By Kirsten Hernandez, Editor
Last November, diversity was the true winner in the 2018 Midterm Elections. The country saw the largest amount of seats won by women, people of color and members of the LGBTQ community. As the results rolled in, that Democrats would once again take the House, left-leaning people flooded social media with messages of pride about the newfound representation. For the first time in American history, the legislative branch of the federal government was beginning to look more like the country that it writes its laws for.
With the Republican Party’s ostracization of minority groups, many fiscally conservative Americans have been turned off from supporting their politics. Those politicians who hold more conservative beliefs in addition to being a member of a minority group are forced to choose a life in politics under a liberal banner. These two factors combined have contributed to the widespread belief that being in a marginalized group automatically equates to being far-left.
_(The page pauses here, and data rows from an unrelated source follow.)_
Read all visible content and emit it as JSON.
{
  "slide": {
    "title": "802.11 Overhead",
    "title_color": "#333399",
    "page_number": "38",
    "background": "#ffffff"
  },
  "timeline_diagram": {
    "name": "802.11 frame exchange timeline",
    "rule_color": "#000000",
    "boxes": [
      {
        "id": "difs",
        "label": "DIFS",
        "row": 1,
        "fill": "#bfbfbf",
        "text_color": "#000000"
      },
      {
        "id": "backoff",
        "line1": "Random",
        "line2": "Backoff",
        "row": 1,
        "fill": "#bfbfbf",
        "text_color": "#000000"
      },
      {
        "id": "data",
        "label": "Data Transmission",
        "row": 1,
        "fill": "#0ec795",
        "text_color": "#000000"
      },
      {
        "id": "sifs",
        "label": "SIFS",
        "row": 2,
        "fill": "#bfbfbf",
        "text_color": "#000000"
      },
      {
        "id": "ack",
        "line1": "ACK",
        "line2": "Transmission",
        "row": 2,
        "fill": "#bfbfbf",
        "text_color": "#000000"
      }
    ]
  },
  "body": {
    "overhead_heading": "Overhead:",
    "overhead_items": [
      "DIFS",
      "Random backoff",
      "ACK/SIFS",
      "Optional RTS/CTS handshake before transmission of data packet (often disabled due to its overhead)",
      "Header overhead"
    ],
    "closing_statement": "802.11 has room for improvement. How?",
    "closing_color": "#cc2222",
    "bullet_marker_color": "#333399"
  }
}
While many politicians acknowledge and play into this belief to get votes, it’s important for voters to investigate further.
For the first time in American history, the legislative branch of the federal government was beginning to look more like the country that it writes its laws for.
A prime example of this is Long Beach’s mayor, Robert Garcia. Garcia, in his last several mayoral campaigns, has marketed himself as a staunch progressive who, as a gay Latino immigrant, stands up for the rights of those caught in the margins of society. What he didn’t mention in his campaign speeches is that in his college years at CSULB, he founded and presided over the school’s chapter of Young Republicans and worked as a campaign liaison for the George W. Bush reelection campaign. While politicians can and have genuinely changed their political beliefs over time, Garcia’s “economic development” campaign, which has lead to widespread gentrification in communities dominantly lived in by people of color, proves that social progressivism doesn’t always spill into fiscal.
The more right-leaning dabblings of seemingly progressive politicians don’t stop with the mayor. Kyrsten Sinema, the first openly bisexual in the United States Senate, had recently won favor in progressive communities by opting to be sworn into term with a law book rather than the Bible. At the same time though, as a congresswoman, her political record shows she openly disavowed Net Neutrality and was a member of the conservative democrat coalition known as the Blue Dogs. While the coalition has fallen into a less prominent position since its founding in 1995, members of the coalition often have beliefs unpopular to the typical democrat, including those with pro-life leanings to those who oppose healthcare for all.
Kamala Harris, one of California’s two senators and a presidential hopeful in 2020, has been criticized for her record of working in favor of mass incarceration as a prosecutor. Her time as California’s attorney general is seen as the most controversial time in the eyes of her opponents. During this time period, activists state that she supported the state’s death penalty, blocked a transgender prison inmate’s reassignment surgery and resisted attempts to investigate police officer killings.
...voting for the candidate who most represents your beliefs and values should take precedence.
Having members of the government that look like you, struggle like you and love the same way you do is something to strive for. The fact that the American electorate is beginning to use their votes to show a value in diversity should be a source of pride. At the same time, however, voting for the candidate who most represents your beliefs and values should take precedence. In no way should it be inferred that these things automatically disqualify candidates from a vote, a vote should be considered a voice. Just like a regular voice, it should be used to express what you believe.